Right now however it’s still school holidays and the museum has been buzzing with children and families throughout the building. People young and old are absolutely loving ‘Bottled Ocean 2118’ enjoying the experience of feeling immersed in the ocean, marvelling at the clever transformation of plastic bottles into an underwater scene and, hopefully, engaging in the conservation messages. There are many children and groups going through the museum partaking in the treasure hunt and enjoying the two dress up spots around the building. It’s not too late to book into our last holiday programmes – Stop Motion Animation & Virtual Reality or Plastic fantastic. Whatever you choose to do for the school holidays we hope you include a visit to the museum as part of your activities.

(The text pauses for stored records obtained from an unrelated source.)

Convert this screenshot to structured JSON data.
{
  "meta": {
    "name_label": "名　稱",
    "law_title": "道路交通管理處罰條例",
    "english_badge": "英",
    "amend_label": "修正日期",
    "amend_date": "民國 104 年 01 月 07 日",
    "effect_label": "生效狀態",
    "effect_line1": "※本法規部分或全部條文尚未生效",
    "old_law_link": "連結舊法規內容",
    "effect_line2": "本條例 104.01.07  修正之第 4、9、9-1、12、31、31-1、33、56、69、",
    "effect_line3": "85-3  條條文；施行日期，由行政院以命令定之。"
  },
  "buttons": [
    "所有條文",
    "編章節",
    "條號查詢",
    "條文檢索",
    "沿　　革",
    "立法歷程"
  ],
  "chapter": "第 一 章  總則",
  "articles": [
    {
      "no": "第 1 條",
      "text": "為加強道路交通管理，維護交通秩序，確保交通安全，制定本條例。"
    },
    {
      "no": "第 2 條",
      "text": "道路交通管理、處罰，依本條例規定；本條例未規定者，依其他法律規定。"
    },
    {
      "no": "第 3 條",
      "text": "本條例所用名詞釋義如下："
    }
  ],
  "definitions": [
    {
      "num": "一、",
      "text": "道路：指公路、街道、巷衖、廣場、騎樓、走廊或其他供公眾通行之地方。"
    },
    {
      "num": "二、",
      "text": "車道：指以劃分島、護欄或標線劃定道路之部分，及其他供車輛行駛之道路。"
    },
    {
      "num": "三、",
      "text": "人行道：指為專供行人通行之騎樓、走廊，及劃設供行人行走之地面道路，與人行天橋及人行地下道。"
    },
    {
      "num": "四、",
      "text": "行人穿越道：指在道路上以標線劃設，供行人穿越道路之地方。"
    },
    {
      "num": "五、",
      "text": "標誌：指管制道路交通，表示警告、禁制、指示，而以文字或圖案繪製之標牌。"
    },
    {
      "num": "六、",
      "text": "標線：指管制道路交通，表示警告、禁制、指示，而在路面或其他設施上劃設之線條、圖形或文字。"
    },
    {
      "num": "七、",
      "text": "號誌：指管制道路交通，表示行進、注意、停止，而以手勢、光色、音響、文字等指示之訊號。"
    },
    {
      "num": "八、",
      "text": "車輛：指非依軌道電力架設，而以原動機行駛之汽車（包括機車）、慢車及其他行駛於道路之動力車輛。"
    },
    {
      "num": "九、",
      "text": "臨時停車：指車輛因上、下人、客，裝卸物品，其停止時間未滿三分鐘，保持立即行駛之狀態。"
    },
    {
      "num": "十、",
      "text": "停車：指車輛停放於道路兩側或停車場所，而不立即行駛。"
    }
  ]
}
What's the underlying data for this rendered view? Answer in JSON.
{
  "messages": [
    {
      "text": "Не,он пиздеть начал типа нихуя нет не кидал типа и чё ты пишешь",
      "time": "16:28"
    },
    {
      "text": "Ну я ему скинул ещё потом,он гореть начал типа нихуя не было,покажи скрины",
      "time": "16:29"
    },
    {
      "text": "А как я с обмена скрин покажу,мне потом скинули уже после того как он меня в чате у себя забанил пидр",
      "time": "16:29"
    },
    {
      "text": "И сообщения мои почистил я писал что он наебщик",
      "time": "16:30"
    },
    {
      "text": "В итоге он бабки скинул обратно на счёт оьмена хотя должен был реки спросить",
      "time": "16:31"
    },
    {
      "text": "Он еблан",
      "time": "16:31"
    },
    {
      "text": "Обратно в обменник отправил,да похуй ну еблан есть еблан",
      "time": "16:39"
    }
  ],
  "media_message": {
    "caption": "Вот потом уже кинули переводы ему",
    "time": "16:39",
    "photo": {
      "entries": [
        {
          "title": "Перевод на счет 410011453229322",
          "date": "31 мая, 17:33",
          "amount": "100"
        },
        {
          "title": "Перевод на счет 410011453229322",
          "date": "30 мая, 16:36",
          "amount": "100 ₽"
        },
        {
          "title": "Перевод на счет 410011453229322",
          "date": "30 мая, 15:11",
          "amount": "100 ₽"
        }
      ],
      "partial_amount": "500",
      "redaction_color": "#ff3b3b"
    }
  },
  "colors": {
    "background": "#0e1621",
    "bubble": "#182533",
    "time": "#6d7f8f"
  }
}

  • Chamber Music New Zealand presents Piers Lane, Hiroshi Ikematsu and NZSQ, Sunday 7 October, 5pm. Tickets are available from Ticketek
  • Stop Motion Animation & Virtual Reality, holiday programme. Tuesday, October 9, 10am-12pm. $20 – please register to secure a place.
  • Plastic fantastic, holiday programme upcyling bottles into artwork. Thursday, October 11, 10am-12pm. $10 – please register to secure a place.
  • Lace Tour, join our collections team to explore lace in the collection. Thursday, October 11, 11am. Please register to secure your place and receive venue location details. Spaces are limited. Free event
  • To register for any event please contact MTG Hawke’s Bay phone: 835 7781 email: info@com or visit MTG reception.

photorapher David Frost

Laura Vodanovich – Director, MTG

Published in the Hawke’s Bay Today, 6 October 2018